Concentrate on the quality of the throw-in
Player A should always make sure his throw makes it easy for player B to move to the ball and volley back. The throw should put the ball at the right height, in the right spot and at the right pace.
Make sure your throwers concentrate on this, aiming the ball in the general direction of player B is not good enough.
Players shouldn’t be put under pressure
A ball thrown at chest or head height will put player B under pressure, as defenders will have a chance of intercepting as player B tries to control the ball.
How to progress
You can progress the throw-in practice, as we have done in diagram 3, by adding a defender and another team mate.
Player A must then disguise his throw, so the defender runs to the wrong player.
Support and move from the throw-in
Add another defender, as in diagram 4. This time the thrower and his attackers must support each other once the initial throw has been made.
Player B receives the ball, passes to player C then supports the pass so player C can pass back to him. Or player C can pass long to player A who has run into an attacking position down the wing.
Alternatively, player B can either play the ball back to player A and set up an attack, or retain possession, and still set up a 3v2 situation.
Filed under: Dave Clarke, Soccer Coaching, Soccer Fitness, Soccer News, Soccer Refereeing, Soccer Skills, Soccer Team Management, Soccer Training | Tags: creating space, Dave Clarke, messi, scoring goals, Split defence, Tevez
First the use of a fake centre forward, a player that drops off from a normal attacking role to drop into midfield dragging the defenders out of their comfort zone creating space behind them.
Think Lionel Messi and Carlos Tevez. Messi continually drags defenders out of the area to create space for players like Pedro to work in. Tevez not only plays as a striker but also links the whole of the team together making up for any lack of team play by always being available for the ball before breaking away with it to attack the goal.
Messi creates space for a new kind of winger, a player that cuts inside and attacks the heart of the defence where once a centre forward stood. The fake centre forward creates the space for the winger to cut into rather than take the ball wide and cross it they can cut into the danger zone and shoot.

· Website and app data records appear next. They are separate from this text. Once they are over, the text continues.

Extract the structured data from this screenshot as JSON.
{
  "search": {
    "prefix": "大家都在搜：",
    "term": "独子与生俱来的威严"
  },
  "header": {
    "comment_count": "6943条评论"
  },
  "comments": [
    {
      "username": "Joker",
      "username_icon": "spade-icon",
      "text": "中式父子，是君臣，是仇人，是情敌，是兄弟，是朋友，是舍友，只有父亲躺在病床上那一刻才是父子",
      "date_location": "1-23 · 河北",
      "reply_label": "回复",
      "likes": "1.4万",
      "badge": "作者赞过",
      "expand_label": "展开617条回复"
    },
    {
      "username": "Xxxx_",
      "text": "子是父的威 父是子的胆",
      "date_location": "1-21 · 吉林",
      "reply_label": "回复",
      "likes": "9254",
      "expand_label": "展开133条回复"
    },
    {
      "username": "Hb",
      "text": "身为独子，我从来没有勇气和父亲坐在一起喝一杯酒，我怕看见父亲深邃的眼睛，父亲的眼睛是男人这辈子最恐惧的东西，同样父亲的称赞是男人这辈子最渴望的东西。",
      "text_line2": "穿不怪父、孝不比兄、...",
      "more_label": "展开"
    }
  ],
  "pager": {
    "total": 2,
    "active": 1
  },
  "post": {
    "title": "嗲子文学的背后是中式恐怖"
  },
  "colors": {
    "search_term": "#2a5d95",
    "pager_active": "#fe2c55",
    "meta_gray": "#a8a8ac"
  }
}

Sounds simple enough so I’m going to try it.
Watch Carlos Tevez work on a drill you can set up for your players in the clip below